◆ Data to examine

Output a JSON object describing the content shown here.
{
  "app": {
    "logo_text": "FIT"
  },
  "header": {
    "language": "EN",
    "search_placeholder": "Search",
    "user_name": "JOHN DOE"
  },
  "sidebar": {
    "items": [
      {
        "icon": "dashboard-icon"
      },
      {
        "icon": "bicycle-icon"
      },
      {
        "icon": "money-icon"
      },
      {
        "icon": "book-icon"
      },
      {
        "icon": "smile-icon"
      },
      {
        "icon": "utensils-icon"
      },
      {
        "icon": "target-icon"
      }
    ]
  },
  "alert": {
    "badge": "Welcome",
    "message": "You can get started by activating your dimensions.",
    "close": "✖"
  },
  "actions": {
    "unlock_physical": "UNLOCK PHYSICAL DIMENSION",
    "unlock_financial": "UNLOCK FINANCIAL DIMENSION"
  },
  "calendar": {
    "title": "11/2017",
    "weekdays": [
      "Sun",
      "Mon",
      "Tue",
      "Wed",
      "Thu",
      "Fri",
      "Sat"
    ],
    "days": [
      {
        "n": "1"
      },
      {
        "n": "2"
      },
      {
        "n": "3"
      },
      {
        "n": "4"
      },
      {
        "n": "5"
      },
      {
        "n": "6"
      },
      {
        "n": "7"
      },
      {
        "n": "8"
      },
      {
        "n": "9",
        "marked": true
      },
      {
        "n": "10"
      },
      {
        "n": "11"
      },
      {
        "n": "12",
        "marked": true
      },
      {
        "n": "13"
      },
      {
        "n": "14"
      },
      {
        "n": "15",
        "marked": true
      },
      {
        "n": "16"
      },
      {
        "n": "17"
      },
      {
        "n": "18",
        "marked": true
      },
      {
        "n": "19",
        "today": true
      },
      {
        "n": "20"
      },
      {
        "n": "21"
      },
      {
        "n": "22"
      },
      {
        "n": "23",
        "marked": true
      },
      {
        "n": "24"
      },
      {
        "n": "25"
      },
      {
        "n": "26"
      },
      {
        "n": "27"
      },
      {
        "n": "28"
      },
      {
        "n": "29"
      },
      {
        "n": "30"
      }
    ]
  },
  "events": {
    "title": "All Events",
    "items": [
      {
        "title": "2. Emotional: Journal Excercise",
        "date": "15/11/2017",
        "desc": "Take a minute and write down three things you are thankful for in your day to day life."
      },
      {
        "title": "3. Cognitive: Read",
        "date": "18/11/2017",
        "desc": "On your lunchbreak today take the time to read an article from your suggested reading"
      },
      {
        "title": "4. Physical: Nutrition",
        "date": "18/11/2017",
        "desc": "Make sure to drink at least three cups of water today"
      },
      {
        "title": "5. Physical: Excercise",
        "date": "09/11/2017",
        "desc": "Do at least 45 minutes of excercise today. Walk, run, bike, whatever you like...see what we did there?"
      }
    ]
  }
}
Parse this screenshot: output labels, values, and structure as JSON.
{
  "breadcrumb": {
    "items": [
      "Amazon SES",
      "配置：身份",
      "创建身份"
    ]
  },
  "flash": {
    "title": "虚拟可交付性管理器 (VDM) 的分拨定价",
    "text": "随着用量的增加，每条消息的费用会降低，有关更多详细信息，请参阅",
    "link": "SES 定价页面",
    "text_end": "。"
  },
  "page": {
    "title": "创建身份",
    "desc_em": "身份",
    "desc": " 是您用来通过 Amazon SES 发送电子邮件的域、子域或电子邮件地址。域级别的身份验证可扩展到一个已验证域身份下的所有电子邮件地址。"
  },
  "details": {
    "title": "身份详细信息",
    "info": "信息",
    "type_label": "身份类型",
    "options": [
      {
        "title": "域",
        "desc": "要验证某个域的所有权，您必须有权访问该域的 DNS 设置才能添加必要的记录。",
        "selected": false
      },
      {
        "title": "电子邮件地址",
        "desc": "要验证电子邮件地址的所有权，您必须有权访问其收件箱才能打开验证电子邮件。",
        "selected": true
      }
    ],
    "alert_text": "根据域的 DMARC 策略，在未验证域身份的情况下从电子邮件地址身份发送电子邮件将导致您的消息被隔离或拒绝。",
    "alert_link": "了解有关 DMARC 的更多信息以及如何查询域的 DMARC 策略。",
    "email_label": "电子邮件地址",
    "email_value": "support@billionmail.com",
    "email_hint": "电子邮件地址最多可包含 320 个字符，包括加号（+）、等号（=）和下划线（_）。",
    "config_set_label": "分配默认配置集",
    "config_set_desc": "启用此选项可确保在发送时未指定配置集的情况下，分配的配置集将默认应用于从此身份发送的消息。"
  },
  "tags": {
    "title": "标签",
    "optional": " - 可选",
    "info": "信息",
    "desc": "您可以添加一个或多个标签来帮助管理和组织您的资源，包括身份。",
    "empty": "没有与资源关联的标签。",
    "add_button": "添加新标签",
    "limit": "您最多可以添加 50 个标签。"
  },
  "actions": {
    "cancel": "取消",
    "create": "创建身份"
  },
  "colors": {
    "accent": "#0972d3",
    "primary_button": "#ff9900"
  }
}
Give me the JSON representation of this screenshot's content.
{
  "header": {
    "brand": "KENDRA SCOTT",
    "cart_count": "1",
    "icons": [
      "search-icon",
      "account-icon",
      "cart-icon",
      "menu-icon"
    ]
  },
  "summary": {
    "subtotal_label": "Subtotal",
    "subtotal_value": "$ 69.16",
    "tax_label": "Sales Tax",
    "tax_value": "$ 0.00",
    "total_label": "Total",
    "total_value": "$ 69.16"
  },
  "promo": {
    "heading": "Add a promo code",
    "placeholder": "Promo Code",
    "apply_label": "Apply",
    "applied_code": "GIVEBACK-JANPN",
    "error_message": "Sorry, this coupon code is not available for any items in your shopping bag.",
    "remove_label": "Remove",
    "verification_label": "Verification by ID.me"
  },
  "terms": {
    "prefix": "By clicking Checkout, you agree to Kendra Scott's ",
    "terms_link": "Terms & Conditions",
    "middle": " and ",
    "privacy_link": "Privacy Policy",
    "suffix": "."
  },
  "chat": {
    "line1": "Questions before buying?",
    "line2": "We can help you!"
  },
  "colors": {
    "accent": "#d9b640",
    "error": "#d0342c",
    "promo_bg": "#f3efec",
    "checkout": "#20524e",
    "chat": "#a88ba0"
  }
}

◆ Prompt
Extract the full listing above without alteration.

◆ Response
Output a JSON object describing the content shown here.
{
  "app": {
    "logo_text": "FIT"
  },
  "header": {
    "language": "EN",
    "search_placeholder": "Search",
    "user_name": "JOHN DOE"
  },
  "sidebar": {
    "items": [
      {
        "icon": "dashboard-icon"
      },
      {
        "icon": "bicycle-icon"
      },
      {
        "icon": "money-icon"
      },
      {
        "icon": "book-icon"
      },
      {
        "icon": "smile-icon"
      },
      {
        "icon": "utensils-icon"
      },
      {
        "icon": "target-icon"
      }
    ]
  },
  "alert": {
    "badge": "Welcome",
    "message": "You can get started by activating your dimensions.",
    "close": "✖"
  },
  "actions": {
    "unlock_physical": "UNLOCK PHYSICAL DIMENSION",
    "unlock_financial": "UNLOCK FINANCIAL DIMENSION"
  },
  "calendar": {
    "title": "11/2017",
    "weekdays": [
      "Sun",
      "Mon",
      "Tue",
      "Wed",
      "Thu",
      "Fri",
      "Sat"
    ],
    "days": [
      {
        "n": "1"
      },
      {
        "n": "2"
      },
      {
        "n": "3"
      },
      {
        "n": "4"
      },
      {
        "n": "5"
      },
      {
        "n": "6"
      },
      {
        "n": "7"
      },
      {
        "n": "8"
      },
      {
        "n": "9",
        "marked": true
      },
      {
        "n": "10"
      },
      {
        "n": "11"
      },
      {
        "n": "12",
        "marked": true
      },
      {
        "n": "13"
      },
      {
        "n": "14"
      },
      {
        "n": "15",
        "marked": true
      },
      {
        "n": "16"
      },
      {
        "n": "17"
      },
      {
        "n": "18",
        "marked": true
      },
      {
        "n": "19",
        "today": true
      },
      {
        "n": "20"
      },
      {
        "n": "21"
      },
      {
        "n": "22"
      },
      {
        "n": "23",
        "marked": true
      },
      {
        "n": "24"
      },
      {
        "n": "25"
      },
      {
        "n": "26"
      },
      {
        "n": "27"
      },
      {
        "n": "28"
      },
      {
        "n": "29"
      },
      {
        "n": "30"
      }
    ]
  },
  "events": {
    "title": "All Events",
    "items": [
      {
        "title": "2. Emotional: Journal Excercise",
        "date": "15/11/2017",
        "desc": "Take a minute and write down three things you are thankful for in your day to day life."
      },
      {
        "title": "3. Cognitive: Read",
        "date": "18/11/2017",
        "desc": "On your lunchbreak today take the time to read an article from your suggested reading"
      },
      {
        "title": "4. Physical: Nutrition",
        "date": "18/11/2017",
        "desc": "Make sure to drink at least three cups of water today"
      },
      {
        "title": "5. Physical: Excercise",
        "date": "09/11/2017",
        "desc": "Do at least 45 minutes of excercise today. Walk, run, bike, whatever you like...see what we did there?"
      }
    ]
  }
}
Parse this screenshot: output labels, values, and structure as JSON.
{
  "breadcrumb": {
    "items": [
      "Amazon SES",
      "配置：身份",
      "创建身份"
    ]
  },
  "flash": {
    "title": "虚拟可交付性管理器 (VDM) 的分拨定价",
    "text": "随着用量的增加，每条消息的费用会降低，有关更多详细信息，请参阅",
    "link": "SES 定价页面",
    "text_end": "。"
  },
  "page": {
    "title": "创建身份",
    "desc_em": "身份",
    "desc": " 是您用来通过 Amazon SES 发送电子邮件的域、子域或电子邮件地址。域级别的身份验证可扩展到一个已验证域身份下的所有电子邮件地址。"
  },
  "details": {
    "title": "身份详细信息",
    "info": "信息",
    "type_label": "身份类型",
    "options": [
      {
        "title": "域",
        "desc": "要验证某个域的所有权，您必须有权访问该域的 DNS 设置才能添加必要的记录。",
        "selected": false
      },
      {
        "title": "电子邮件地址",
        "desc": "要验证电子邮件地址的所有权，您必须有权访问其收件箱才能打开验证电子邮件。",
        "selected": true
      }
    ],
    "alert_text": "根据域的 DMARC 策略，在未验证域身份的情况下从电子邮件地址身份发送电子邮件将导致您的消息被隔离或拒绝。",
    "alert_link": "了解有关 DMARC 的更多信息以及如何查询域的 DMARC 策略。",
    "email_label": "电子邮件地址",
    "email_value": "support@billionmail.com",
    "email_hint": "电子邮件地址最多可包含 320 个字符，包括加号（+）、等号（=）和下划线（_）。",
    "config_set_label": "分配默认配置集",
    "config_set_desc": "启用此选项可确保在发送时未指定配置集的情况下，分配的配置集将默认应用于从此身份发送的消息。"
  },
  "tags": {
    "title": "标签",
    "optional": " - 可选",
    "info": "信息",
    "desc": "您可以添加一个或多个标签来帮助管理和组织您的资源，包括身份。",
    "empty": "没有与资源关联的标签。",
    "add_button": "添加新标签",
    "limit": "您最多可以添加 50 个标签。"
  },
  "actions": {
    "cancel": "取消",
    "create": "创建身份"
  },
  "colors": {
    "accent": "#0972d3",
    "primary_button": "#ff9900"
  }
}
Give me the JSON representation of this screenshot's content.
{
  "header": {
    "brand": "KENDRA SCOTT",
    "cart_count": "1",
    "icons": [
      "search-icon",
      "account-icon",
      "cart-icon",
      "menu-icon"
    ]
  },
  "summary": {
    "subtotal_label": "Subtotal",
    "subtotal_value": "$ 69.16",
    "tax_label": "Sales Tax",
    "tax_value": "$ 0.00",
    "total_label": "Total",
    "total_value": "$ 69.16"
  },
  "promo": {
    "heading": "Add a promo code",
    "placeholder": "Promo Code",
    "apply_label": "Apply",
    "applied_code": "GIVEBACK-JANPN",
    "error_message": "Sorry, this coupon code is not available for any items in your shopping bag.",
    "remove_label": "Remove",
    "verification_label": "Verification by ID.me"
  },
  "terms": {
    "prefix": "By clicking Checkout, you agree to Kendra Scott's ",
    "terms_link": "Terms & Conditions",
    "middle": " and ",
    "privacy_link": "Privacy Policy",
    "suffix": "."
  },
  "chat": {
    "line1": "Questions before buying?",
    "line2": "We can help you!"
  },
  "colors": {
    "accent": "#d9b640",
    "error": "#d0342c",
    "promo_bg": "#f3efec",
    "checkout": "#20524e",
    "chat": "#a88ba0"
  }
}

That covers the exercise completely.